For credentials described in a foreign language, translation of your educational information into English may be required as part of the licensure application process. Before spending money on any translation services, be sure to check with each jurisdiction and agency requiring translation to ensure that you are clear on the type/method of translation required.

Be aware that credentials evaluators may not accept applications for review from graduates of some physical therapy education programs because the programs are not based within a postsecondary institution. Higher secondary education and vocational technical education is not considered to be postsecondary education. If you find yourself in this situation, you should contact the credentialing agency directly for more information on the subject.

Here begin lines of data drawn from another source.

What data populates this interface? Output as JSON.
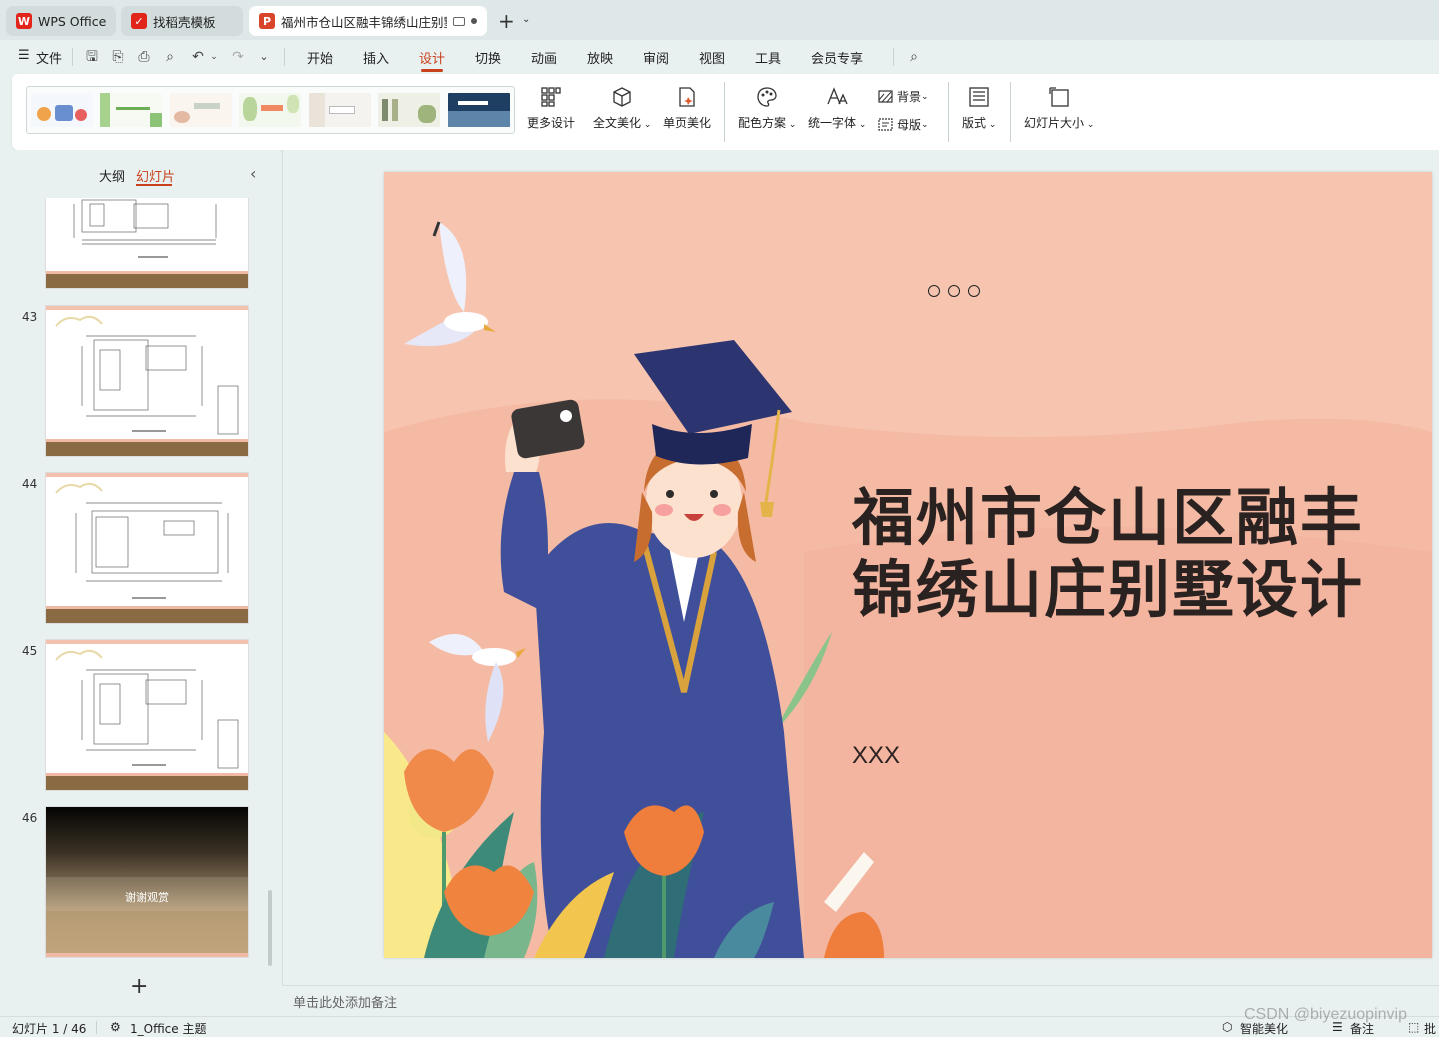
{
  "tabs": [
    {
      "label": "WPS Office",
      "icon": "wps-logo-icon",
      "color": "#e1251b"
    },
    {
      "label": "找稻壳模板",
      "icon": "docer-icon",
      "color": "#e1251b"
    },
    {
      "label": "福州市仓山区融丰锦绣山庄别墅",
      "icon": "presentation-icon",
      "color": "#d9452a"
    }
  ],
  "menu": {
    "file": "文件",
    "items": [
      "开始",
      "插入",
      "设计",
      "切换",
      "动画",
      "放映",
      "审阅",
      "视图",
      "工具",
      "会员专享"
    ],
    "active": "设计"
  },
  "ribbon": {
    "more_design": "更多设计",
    "beautify_all": "全文美化",
    "beautify_single": "单页美化",
    "color_scheme": "配色方案",
    "unify_font": "统一字体",
    "background": "背景",
    "master": "母版",
    "layout": "版式",
    "slide_size": "幻灯片大小"
  },
  "panel": {
    "outline_tab": "大纲",
    "slides_tab": "幻灯片",
    "slide_numbers": [
      "43",
      "44",
      "45",
      "46"
    ],
    "last_slide_text": "谢谢观赏"
  },
  "slide": {
    "title_line1": "福州市仓山区融丰",
    "title_line2": "锦绣山庄别墅设计",
    "subtitle": "XXX"
  },
  "notes_placeholder": "单击此处添加备注",
  "status": {
    "slide_counter": "幻灯片 1 / 46",
    "theme": "1_Office 主题",
    "smart_beautify": "智能美化",
    "notes": "备注",
    "comment": "批"
  },
  "watermark": "CSDN @biyezuopinvip",
  "colors": {
    "accent": "#c8401c",
    "slide_bg": "#f7c4b0",
    "gown": "#3f4f9a"
  }
}
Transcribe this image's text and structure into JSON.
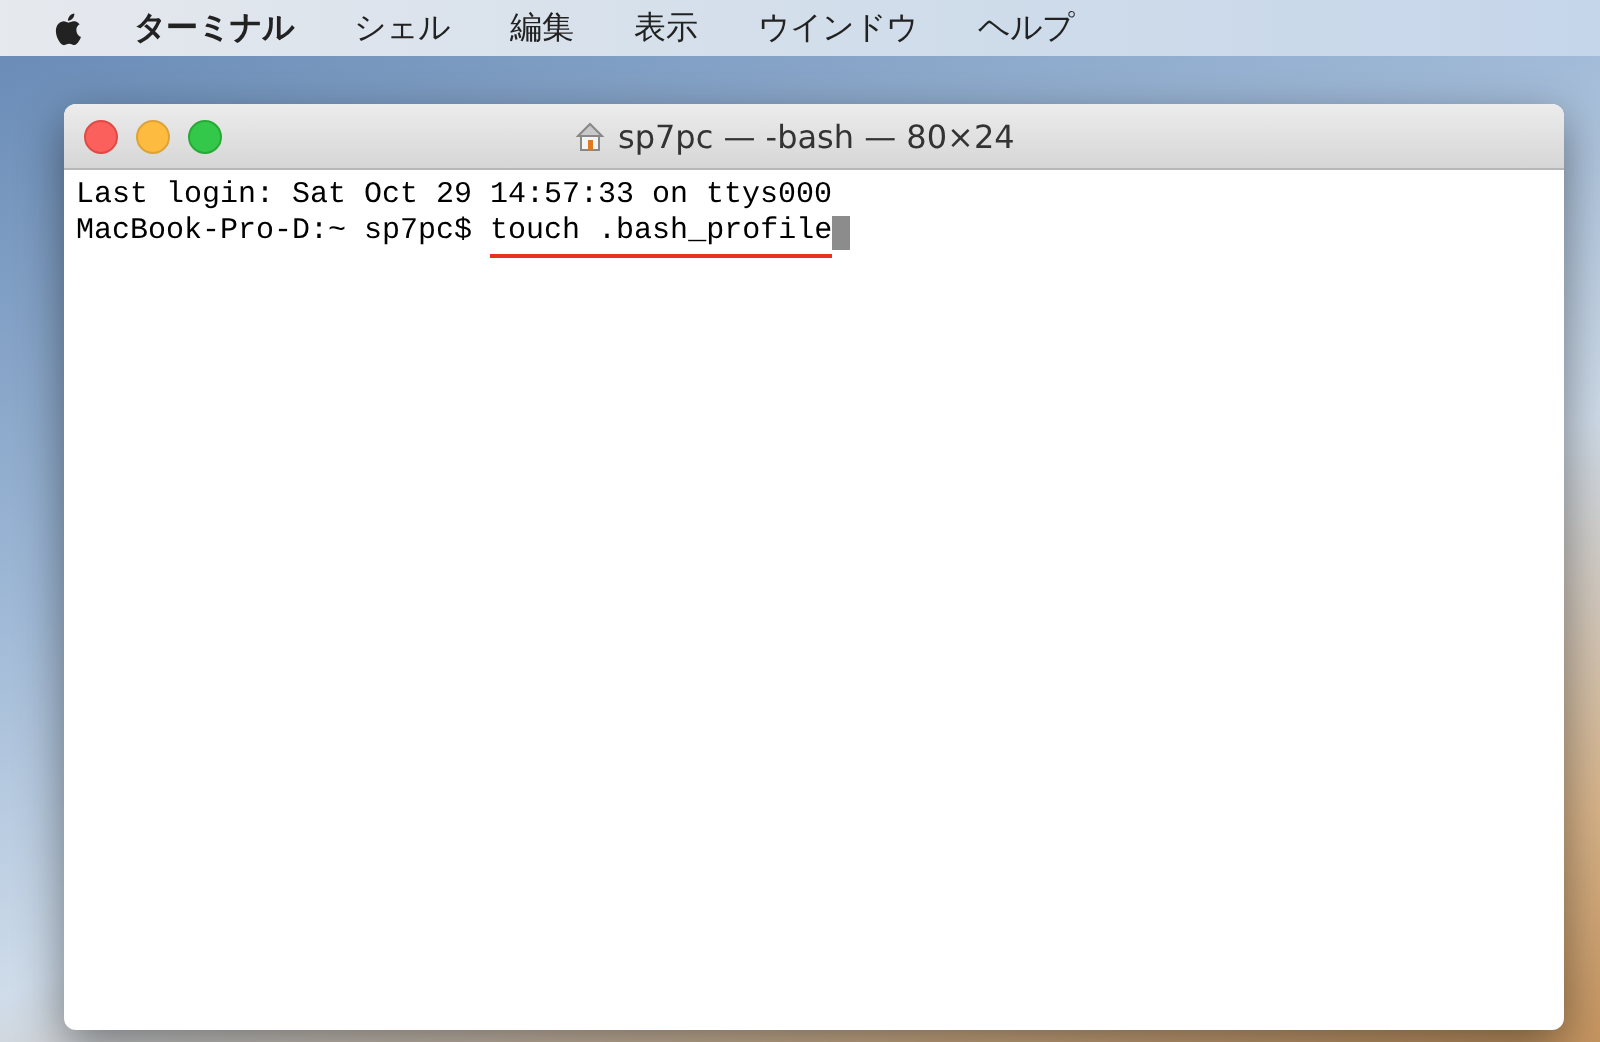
{
  "menu_bar": {
    "items": [
      {
        "label": "ターミナル",
        "kind": "app"
      },
      {
        "label": "シェル",
        "kind": "menu"
      },
      {
        "label": "編集",
        "kind": "menu"
      },
      {
        "label": "表示",
        "kind": "menu"
      },
      {
        "label": "ウインドウ",
        "kind": "menu"
      },
      {
        "label": "ヘルプ",
        "kind": "menu"
      }
    ]
  },
  "window": {
    "title": "sp7pc — -bash — 80×24",
    "lines": [
      {
        "kind": "output",
        "text": "Last login: Sat Oct 29 14:57:33 on ttys000"
      },
      {
        "kind": "prompt",
        "prompt": "MacBook-Pro-D:~ sp7pc$",
        "command": "touch .bash_profile",
        "underlined": true,
        "cursor": true
      }
    ]
  }
}
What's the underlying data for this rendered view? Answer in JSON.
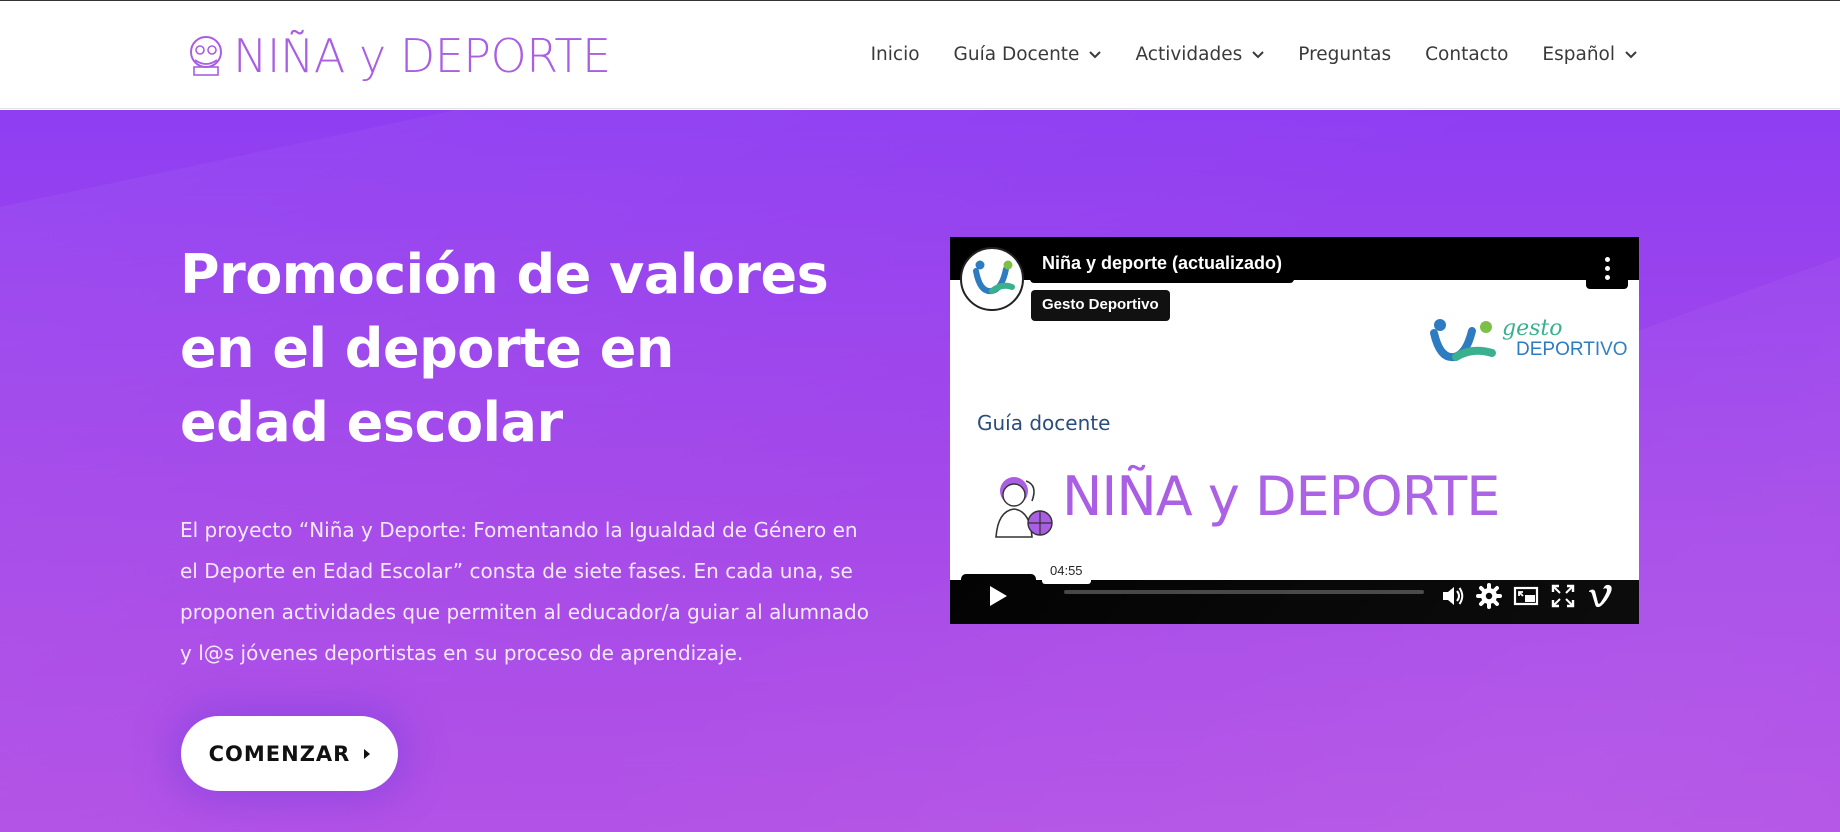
{
  "header": {
    "logo_text": "NIÑA y DEPORTE",
    "nav": [
      {
        "label": "Inicio",
        "has_dropdown": false
      },
      {
        "label": "Guía Docente",
        "has_dropdown": true
      },
      {
        "label": "Actividades",
        "has_dropdown": true
      },
      {
        "label": "Preguntas",
        "has_dropdown": false
      },
      {
        "label": "Contacto",
        "has_dropdown": false
      },
      {
        "label": "Español",
        "has_dropdown": true
      }
    ]
  },
  "hero": {
    "title": "Promoción de valores en el deporte en edad escolar",
    "description": "El proyecto “Niña y Deporte: Fomentando la Igualdad de Género en el Deporte en Edad Escolar” consta de siete fases. En cada una, se proponen actividades que permiten al educador/a guiar al alumnado y l@s jóvenes deportistas en su proceso de aprendizaje.",
    "cta_label": "COMENZAR"
  },
  "video": {
    "title": "Niña y deporte (actualizado)",
    "channel": "Gesto Deportivo",
    "brand_line1": "gesto",
    "brand_line2": "DEPORTIVO",
    "guide_label": "Guía docente",
    "brand_title": "NIÑA y DEPORTE",
    "duration": "04:55",
    "progress": 0
  },
  "colors": {
    "accent": "#a95ee3",
    "hero_top": "#8f3ef2",
    "hero_bottom": "#b352e6"
  }
}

It is important that you contact the licensing authority in each state where you are applying for licensure before having your credentials reviewed in order to ensure that you select an agency approved by each licensing authority.

If a credentials review indicates the need for you to take additional courses or engage in other professional development activities, you should contact the licensing authority directly for more information regarding next steps. Another resource is the Planned Learning Assistance Network, or PLAN, offered by the Foreign Credentialing Commission on Physical Therapy. PLAN is designed to assist applicants with interpreting the results of their credentials review and identify alternatives to meet the deficiencies. If you have used an agency other than FCCPT, PLAN staff can still assist in identifying resources, but will not be able to preapprove any coursework. To find out more about PLAN, you should contact FCCPT at help@fccpt.org.

Once an applicant's credentials are approved and all of the required application documents are provided, the jurisdiction will determine if the applicant is qualified to take NPTE. The licensure exam is not offered outside the U.S. and its territories. 

FSBPT provides resources to assist with preparation for the licensure exam.

Upon successful completion of the exam and fulfillment of all other applicable licensing authority requirements, a license will be awarded allowing the applicant to practice as a PT or work as a PTA in that jurisdiction only.